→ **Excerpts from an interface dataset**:
::::::::

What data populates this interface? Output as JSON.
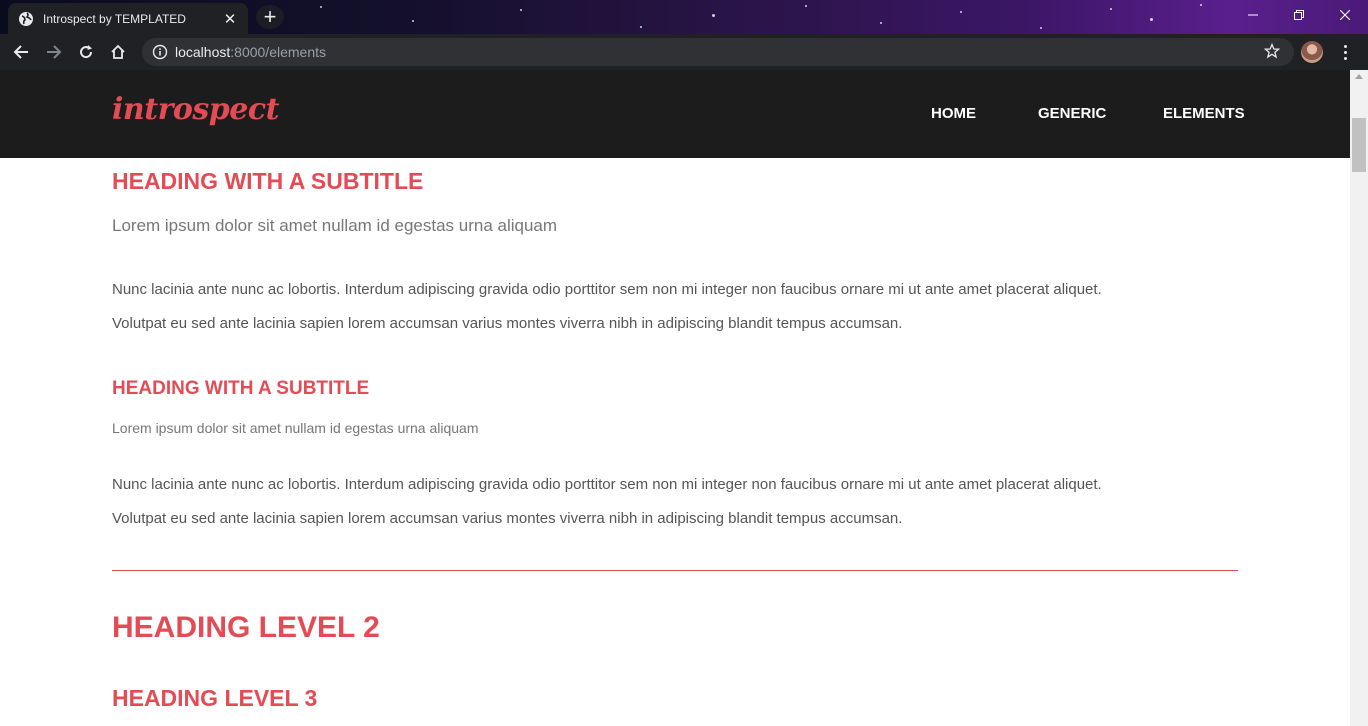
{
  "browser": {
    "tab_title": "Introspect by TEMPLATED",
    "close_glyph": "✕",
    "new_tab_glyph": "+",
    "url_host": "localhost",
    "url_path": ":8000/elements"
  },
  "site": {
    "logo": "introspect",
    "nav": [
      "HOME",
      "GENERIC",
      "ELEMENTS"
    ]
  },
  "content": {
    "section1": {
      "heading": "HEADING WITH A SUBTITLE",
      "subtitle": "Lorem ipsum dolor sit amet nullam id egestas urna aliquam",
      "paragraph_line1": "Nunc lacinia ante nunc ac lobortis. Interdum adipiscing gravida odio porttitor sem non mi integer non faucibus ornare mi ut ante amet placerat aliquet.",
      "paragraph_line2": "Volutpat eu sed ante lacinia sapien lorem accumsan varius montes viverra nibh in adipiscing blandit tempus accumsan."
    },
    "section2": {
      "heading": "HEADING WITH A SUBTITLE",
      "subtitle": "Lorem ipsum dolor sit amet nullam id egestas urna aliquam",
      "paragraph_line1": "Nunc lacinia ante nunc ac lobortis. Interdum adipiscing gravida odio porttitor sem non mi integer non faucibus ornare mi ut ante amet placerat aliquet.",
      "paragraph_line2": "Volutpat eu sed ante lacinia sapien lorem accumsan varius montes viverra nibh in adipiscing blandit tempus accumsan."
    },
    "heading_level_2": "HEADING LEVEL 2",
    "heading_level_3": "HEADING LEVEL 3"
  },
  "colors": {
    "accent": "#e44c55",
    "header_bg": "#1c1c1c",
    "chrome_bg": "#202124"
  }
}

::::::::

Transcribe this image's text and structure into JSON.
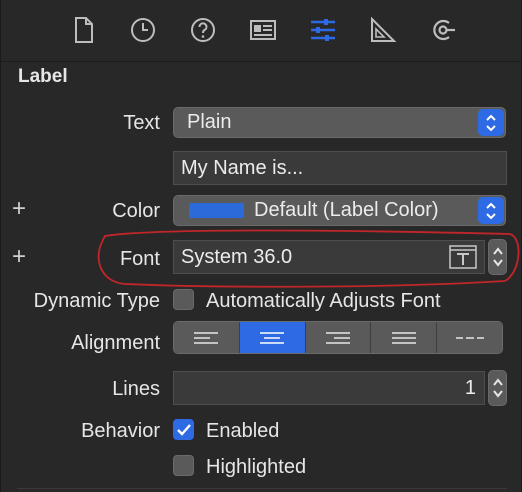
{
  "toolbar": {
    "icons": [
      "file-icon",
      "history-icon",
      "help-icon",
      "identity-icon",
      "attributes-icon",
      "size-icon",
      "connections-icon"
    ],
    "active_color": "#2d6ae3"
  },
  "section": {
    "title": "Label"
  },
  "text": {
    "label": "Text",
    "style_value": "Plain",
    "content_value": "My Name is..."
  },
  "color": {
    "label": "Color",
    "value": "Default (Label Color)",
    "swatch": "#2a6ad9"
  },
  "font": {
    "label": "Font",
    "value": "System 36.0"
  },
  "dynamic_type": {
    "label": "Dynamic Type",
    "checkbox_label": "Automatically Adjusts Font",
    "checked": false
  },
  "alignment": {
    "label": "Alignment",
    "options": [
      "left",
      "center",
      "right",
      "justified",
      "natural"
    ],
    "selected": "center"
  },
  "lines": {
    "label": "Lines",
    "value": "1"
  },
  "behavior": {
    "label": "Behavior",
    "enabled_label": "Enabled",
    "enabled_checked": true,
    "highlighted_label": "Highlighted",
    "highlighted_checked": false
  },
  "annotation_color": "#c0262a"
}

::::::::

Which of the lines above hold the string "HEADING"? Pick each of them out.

→ **Expected output**:
      "heading": "HEADING WITH A SUBTITLE",
      "heading": "HEADING WITH A SUBTITLE",
    "heading_level_2": "HEADING LEVEL 2",
    "heading_level_3": "HEADING LEVEL 3"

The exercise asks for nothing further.